Data section
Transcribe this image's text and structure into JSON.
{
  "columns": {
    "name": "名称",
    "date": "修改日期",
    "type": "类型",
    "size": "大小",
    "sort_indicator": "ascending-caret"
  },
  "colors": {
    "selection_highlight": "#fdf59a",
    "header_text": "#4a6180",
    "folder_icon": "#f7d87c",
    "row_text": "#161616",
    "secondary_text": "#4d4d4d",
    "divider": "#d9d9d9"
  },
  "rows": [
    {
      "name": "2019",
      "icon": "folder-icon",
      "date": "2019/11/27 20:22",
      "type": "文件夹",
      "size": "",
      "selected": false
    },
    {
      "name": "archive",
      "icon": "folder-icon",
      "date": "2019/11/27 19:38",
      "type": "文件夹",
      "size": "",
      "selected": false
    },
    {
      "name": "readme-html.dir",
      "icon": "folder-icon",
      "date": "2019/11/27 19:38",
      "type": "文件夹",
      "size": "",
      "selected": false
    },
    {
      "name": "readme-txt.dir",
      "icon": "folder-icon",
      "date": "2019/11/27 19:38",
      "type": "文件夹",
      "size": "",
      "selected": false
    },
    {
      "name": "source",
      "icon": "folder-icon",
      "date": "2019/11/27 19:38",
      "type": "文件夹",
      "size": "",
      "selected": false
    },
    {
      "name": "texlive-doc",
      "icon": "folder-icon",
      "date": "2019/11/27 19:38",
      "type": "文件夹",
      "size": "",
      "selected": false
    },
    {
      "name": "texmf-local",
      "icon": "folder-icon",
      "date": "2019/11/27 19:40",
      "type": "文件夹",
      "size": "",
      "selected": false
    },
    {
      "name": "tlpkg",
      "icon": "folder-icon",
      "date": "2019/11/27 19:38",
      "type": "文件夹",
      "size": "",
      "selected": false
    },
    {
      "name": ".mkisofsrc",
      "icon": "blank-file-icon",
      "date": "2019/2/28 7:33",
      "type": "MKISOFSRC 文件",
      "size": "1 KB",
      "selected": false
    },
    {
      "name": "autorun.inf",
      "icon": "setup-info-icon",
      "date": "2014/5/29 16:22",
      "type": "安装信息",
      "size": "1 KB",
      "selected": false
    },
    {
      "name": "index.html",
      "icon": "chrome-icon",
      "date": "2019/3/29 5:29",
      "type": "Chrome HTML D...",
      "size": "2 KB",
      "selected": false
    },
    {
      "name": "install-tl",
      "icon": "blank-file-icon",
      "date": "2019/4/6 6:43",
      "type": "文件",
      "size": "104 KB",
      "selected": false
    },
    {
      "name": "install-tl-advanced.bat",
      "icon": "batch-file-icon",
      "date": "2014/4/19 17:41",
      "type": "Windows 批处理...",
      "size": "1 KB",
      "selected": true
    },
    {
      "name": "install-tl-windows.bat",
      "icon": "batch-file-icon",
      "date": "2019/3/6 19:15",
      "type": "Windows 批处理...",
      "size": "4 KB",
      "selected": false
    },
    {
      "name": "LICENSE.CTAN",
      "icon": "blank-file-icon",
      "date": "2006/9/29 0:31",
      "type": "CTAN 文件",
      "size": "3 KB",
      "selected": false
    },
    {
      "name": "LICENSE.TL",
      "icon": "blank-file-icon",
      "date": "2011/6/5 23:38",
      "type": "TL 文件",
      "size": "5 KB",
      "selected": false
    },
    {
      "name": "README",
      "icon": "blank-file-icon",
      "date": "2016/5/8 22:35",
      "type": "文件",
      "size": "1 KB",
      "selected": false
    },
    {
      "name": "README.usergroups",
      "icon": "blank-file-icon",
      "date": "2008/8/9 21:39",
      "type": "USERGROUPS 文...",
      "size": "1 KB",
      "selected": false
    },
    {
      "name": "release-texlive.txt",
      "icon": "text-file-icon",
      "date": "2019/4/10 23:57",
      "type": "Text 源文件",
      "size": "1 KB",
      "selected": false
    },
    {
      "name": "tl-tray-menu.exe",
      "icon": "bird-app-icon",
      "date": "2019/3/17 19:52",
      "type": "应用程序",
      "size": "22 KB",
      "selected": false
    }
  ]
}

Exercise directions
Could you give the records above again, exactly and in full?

The answer
Transcribe this image's text and structure into JSON.
{
  "columns": {
    "name": "名称",
    "date": "修改日期",
    "type": "类型",
    "size": "大小",
    "sort_indicator": "ascending-caret"
  },
  "colors": {
    "selection_highlight": "#fdf59a",
    "header_text": "#4a6180",
    "folder_icon": "#f7d87c",
    "row_text": "#161616",
    "secondary_text": "#4d4d4d",
    "divider": "#d9d9d9"
  },
  "rows": [
    {
      "name": "2019",
      "icon": "folder-icon",
      "date": "2019/11/27 20:22",
      "type": "文件夹",
      "size": "",
      "selected": false
    },
    {
      "name": "archive",
      "icon": "folder-icon",
      "date": "2019/11/27 19:38",
      "type": "文件夹",
      "size": "",
      "selected": false
    },
    {
      "name": "readme-html.dir",
      "icon": "folder-icon",
      "date": "2019/11/27 19:38",
      "type": "文件夹",
      "size": "",
      "selected": false
    },
    {
      "name": "readme-txt.dir",
      "icon": "folder-icon",
      "date": "2019/11/27 19:38",
      "type": "文件夹",
      "size": "",
      "selected": false
    },
    {
      "name": "source",
      "icon": "folder-icon",
      "date": "2019/11/27 19:38",
      "type": "文件夹",
      "size": "",
      "selected": false
    },
    {
      "name": "texlive-doc",
      "icon": "folder-icon",
      "date": "2019/11/27 19:38",
      "type": "文件夹",
      "size": "",
      "selected": false
    },
    {
      "name": "texmf-local",
      "icon": "folder-icon",
      "date": "2019/11/27 19:40",
      "type": "文件夹",
      "size": "",
      "selected": false
    },
    {
      "name": "tlpkg",
      "icon": "folder-icon",
      "date": "2019/11/27 19:38",
      "type": "文件夹",
      "size": "",
      "selected": false
    },
    {
      "name": ".mkisofsrc",
      "icon": "blank-file-icon",
      "date": "2019/2/28 7:33",
      "type": "MKISOFSRC 文件",
      "size": "1 KB",
      "selected": false
    },
    {
      "name": "autorun.inf",
      "icon": "setup-info-icon",
      "date": "2014/5/29 16:22",
      "type": "安装信息",
      "size": "1 KB",
      "selected": false
    },
    {
      "name": "index.html",
      "icon": "chrome-icon",
      "date": "2019/3/29 5:29",
      "type": "Chrome HTML D...",
      "size": "2 KB",
      "selected": false
    },
    {
      "name": "install-tl",
      "icon": "blank-file-icon",
      "date": "2019/4/6 6:43",
      "type": "文件",
      "size": "104 KB",
      "selected": false
    },
    {
      "name": "install-tl-advanced.bat",
      "icon": "batch-file-icon",
      "date": "2014/4/19 17:41",
      "type": "Windows 批处理...",
      "size": "1 KB",
      "selected": true
    },
    {
      "name": "install-tl-windows.bat",
      "icon": "batch-file-icon",
      "date": "2019/3/6 19:15",
      "type": "Windows 批处理...",
      "size": "4 KB",
      "selected": false
    },
    {
      "name": "LICENSE.CTAN",
      "icon": "blank-file-icon",
      "date": "2006/9/29 0:31",
      "type": "CTAN 文件",
      "size": "3 KB",
      "selected": false
    },
    {
      "name": "LICENSE.TL",
      "icon": "blank-file-icon",
      "date": "2011/6/5 23:38",
      "type": "TL 文件",
      "size": "5 KB",
      "selected": false
    },
    {
      "name": "README",
      "icon": "blank-file-icon",
      "date": "2016/5/8 22:35",
      "type": "文件",
      "size": "1 KB",
      "selected": false
    },
    {
      "name": "README.usergroups",
      "icon": "blank-file-icon",
      "date": "2008/8/9 21:39",
      "type": "USERGROUPS 文...",
      "size": "1 KB",
      "selected": false
    },
    {
      "name": "release-texlive.txt",
      "icon": "text-file-icon",
      "date": "2019/4/10 23:57",
      "type": "Text 源文件",
      "size": "1 KB",
      "selected": false
    },
    {
      "name": "tl-tray-menu.exe",
      "icon": "bird-app-icon",
      "date": "2019/3/17 19:52",
      "type": "应用程序",
      "size": "22 KB",
      "selected": false
    }
  ]
}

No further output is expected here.